[Data extracts — start]

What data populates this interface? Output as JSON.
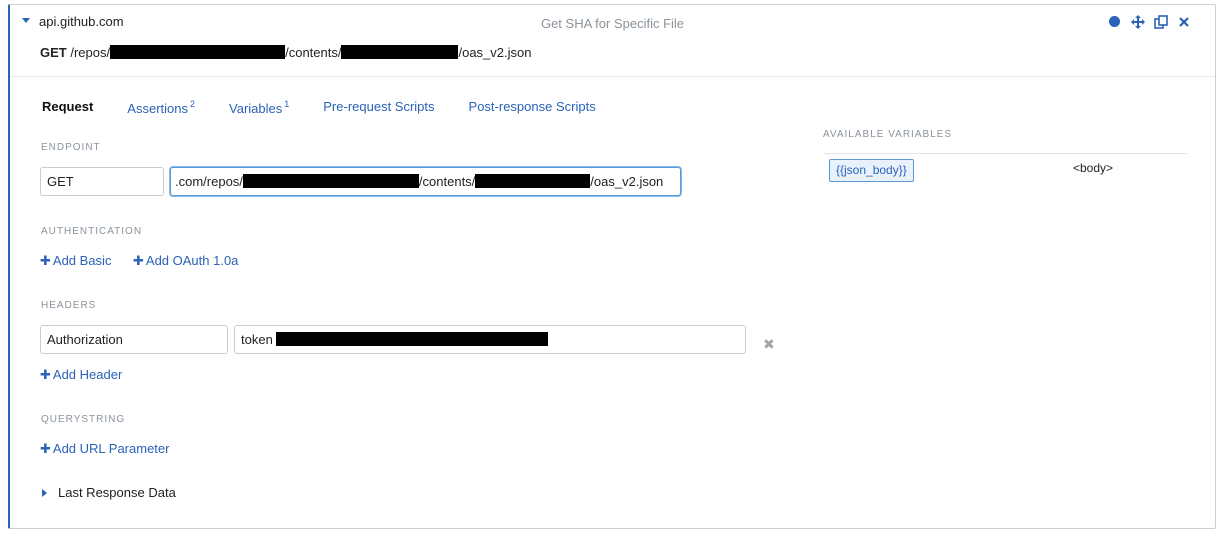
{
  "header": {
    "host": "api.github.com",
    "title": "Get SHA for Specific File",
    "method": "GET",
    "path_part1": "/repos/",
    "path_part2": "/contents/",
    "path_part3": "/oas_v2.json"
  },
  "tools": {
    "status_icon": "circle-icon",
    "move_icon": "move-icon",
    "duplicate_icon": "duplicate-icon",
    "close_icon": "close-icon",
    "accent": "#2a63b8"
  },
  "tabs": [
    {
      "label": "Request",
      "badge": ""
    },
    {
      "label": "Assertions",
      "badge": "2"
    },
    {
      "label": "Variables",
      "badge": "1"
    },
    {
      "label": "Pre-request Scripts",
      "badge": ""
    },
    {
      "label": "Post-response Scripts",
      "badge": ""
    }
  ],
  "endpoint": {
    "label": "ENDPOINT",
    "method": "GET",
    "url_prefix": ".com/repos/",
    "url_mid": "/contents/",
    "url_suffix": "/oas_v2.json"
  },
  "authentication": {
    "label": "AUTHENTICATION",
    "add_basic": "Add Basic",
    "add_oauth": "Add OAuth 1.0a"
  },
  "headers": {
    "label": "HEADERS",
    "name": "Authorization",
    "value_prefix": "token",
    "add_header": "Add Header"
  },
  "querystring": {
    "label": "QUERYSTRING",
    "add_param": "Add URL Parameter"
  },
  "last_response": {
    "label": "Last Response Data"
  },
  "variables_panel": {
    "label": "AVAILABLE VARIABLES",
    "name": "{{json_body}}",
    "value": "<body>"
  }
}
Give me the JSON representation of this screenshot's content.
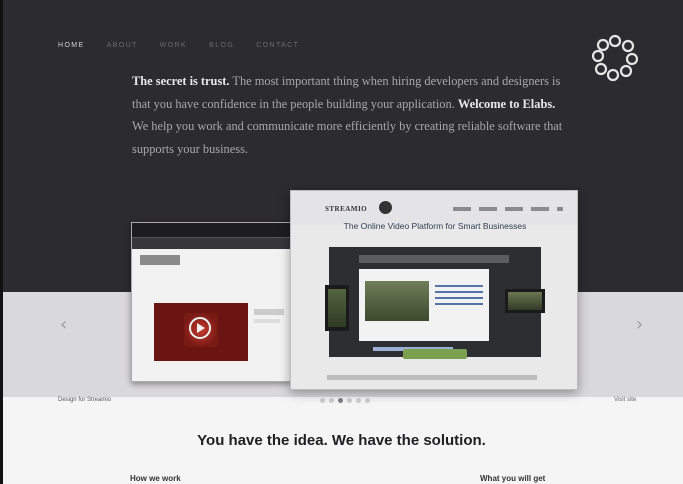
{
  "nav": {
    "items": [
      {
        "label": "HOME",
        "active": true
      },
      {
        "label": "ABOUT",
        "active": false
      },
      {
        "label": "WORK",
        "active": false
      },
      {
        "label": "BLOG",
        "active": false
      },
      {
        "label": "CONTACT",
        "active": false
      }
    ]
  },
  "intro": {
    "lead_bold": "The secret is trust.",
    "lead_text": " The most important thing when hiring developers and designers is that you have confidence in the people building your application.",
    "welcome_bold": "Welcome to Elabs.",
    "welcome_text": " We help you work and communicate more efficiently by creating reliable software that supports your business."
  },
  "carousel": {
    "mock_brand": "STREAMIO",
    "mock_tagline": "The Online Video Platform for Smart Businesses",
    "caption": "Design for Streamio",
    "visit_label": "Visit site",
    "dots_count": 6,
    "active_dot": 2
  },
  "section": {
    "headline": "You have the idea. We have the solution.",
    "col_left": "How we work",
    "col_right": "What you will get"
  },
  "colors": {
    "hero_bg": "#2c2b2f",
    "band_bg": "#d9d8db",
    "accent_green": "#7ba04f"
  },
  "icons": {
    "logo": "elabs-ring-logo-icon",
    "prev": "chevron-left-icon",
    "next": "chevron-right-icon"
  }
}
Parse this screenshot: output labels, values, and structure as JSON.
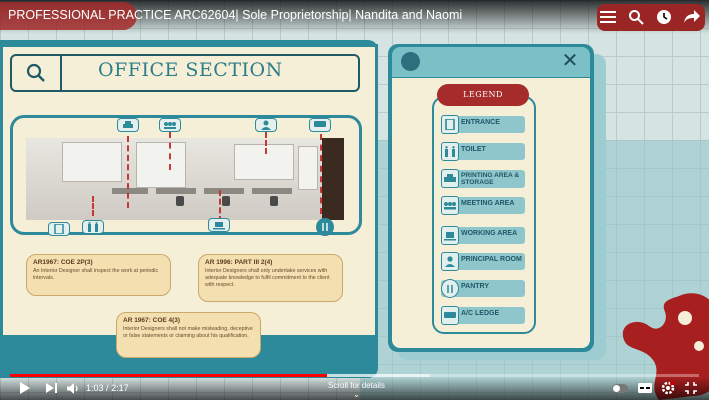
{
  "video": {
    "title": "PROFESSIONAL PRACTICE ARC62604| Sole Proprietorship| Nandita and Naomi",
    "time_current": "1:03",
    "time_separator": "/",
    "time_total": "2:17",
    "progress_fraction": 0.46,
    "loaded_fraction": 0.61,
    "scroll_hint": "Scroll for details"
  },
  "slide": {
    "heading": "OFFICE SECTION",
    "rules": [
      {
        "head": "AR1967: COE 2P(3)",
        "text": "An Interior Designer shall inspect the work at periodic intervals."
      },
      {
        "head": "AR 1996: PART III 2(4)",
        "text": "Interior Designers shall only undertake services with adequate knowledge to fulfil commitment to the client with respect."
      },
      {
        "head": "AR 1967: COE 4(3)",
        "text": "Interior Designers shall not make misleading, deceptive or false statements or claiming about his qualification."
      }
    ],
    "legend": {
      "title": "LEGEND",
      "items": [
        {
          "label": "ENTRANCE",
          "icon": "entrance-icon"
        },
        {
          "label": "TOILET",
          "icon": "toilet-icon"
        },
        {
          "label": "PRINTING AREA & STORAGE",
          "icon": "printer-icon"
        },
        {
          "label": "MEETING AREA",
          "icon": "meeting-icon"
        },
        {
          "label": "WORKING AREA",
          "icon": "laptop-icon"
        },
        {
          "label": "PRINCIPAL ROOM",
          "icon": "person-icon"
        },
        {
          "label": "PANTRY",
          "icon": "pantry-icon"
        },
        {
          "label": "A/C LEDGE",
          "icon": "ac-icon"
        }
      ]
    }
  },
  "colors": {
    "teal": "#2d8a9b",
    "cream": "#f6efd8",
    "legend_red": "#a62b2b",
    "progress_red": "#ff0000"
  }
}
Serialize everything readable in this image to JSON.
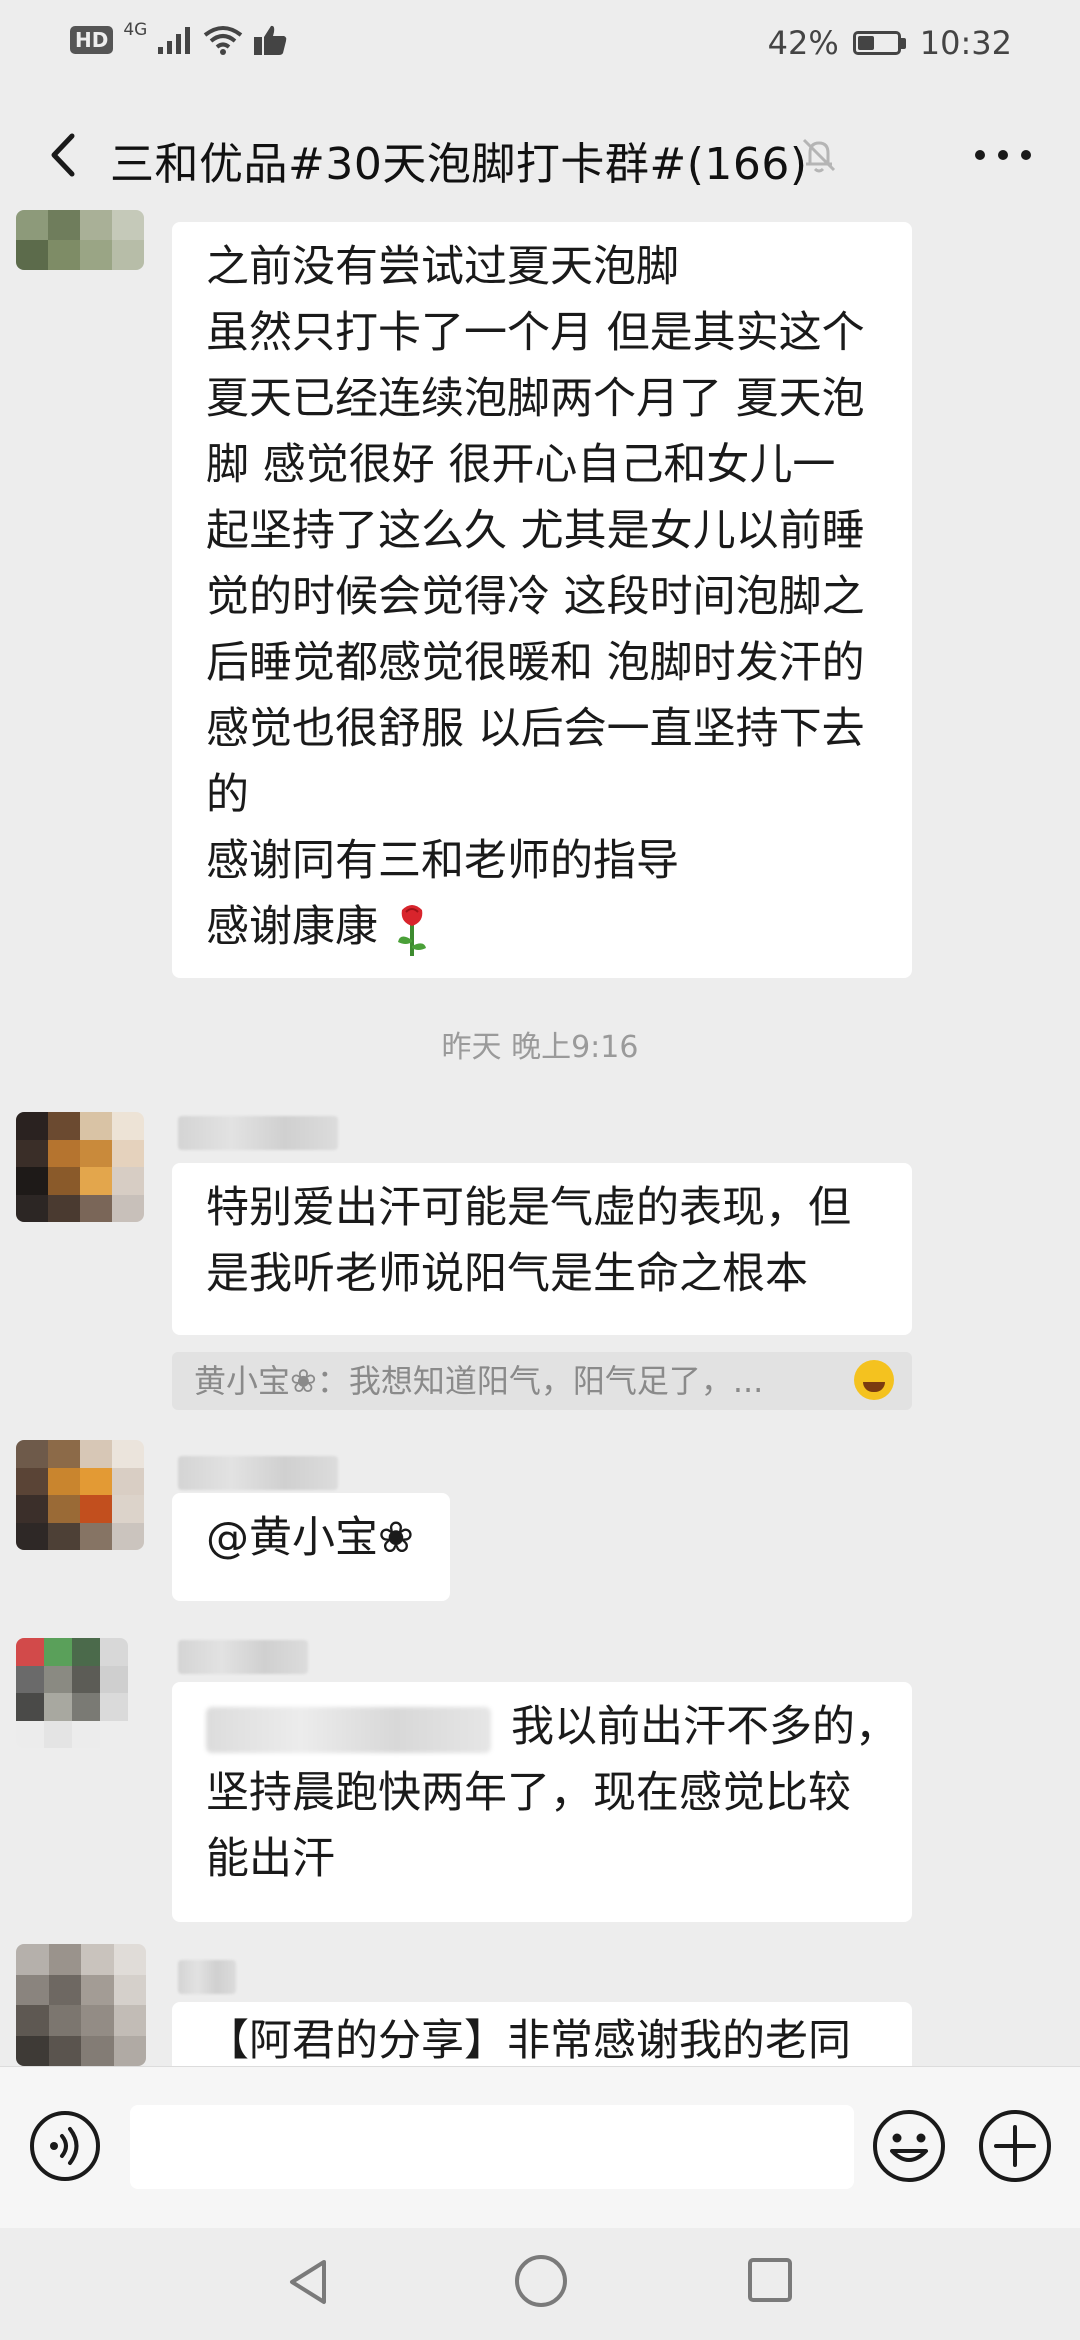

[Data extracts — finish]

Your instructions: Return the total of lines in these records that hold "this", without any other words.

Answer to the problem: 4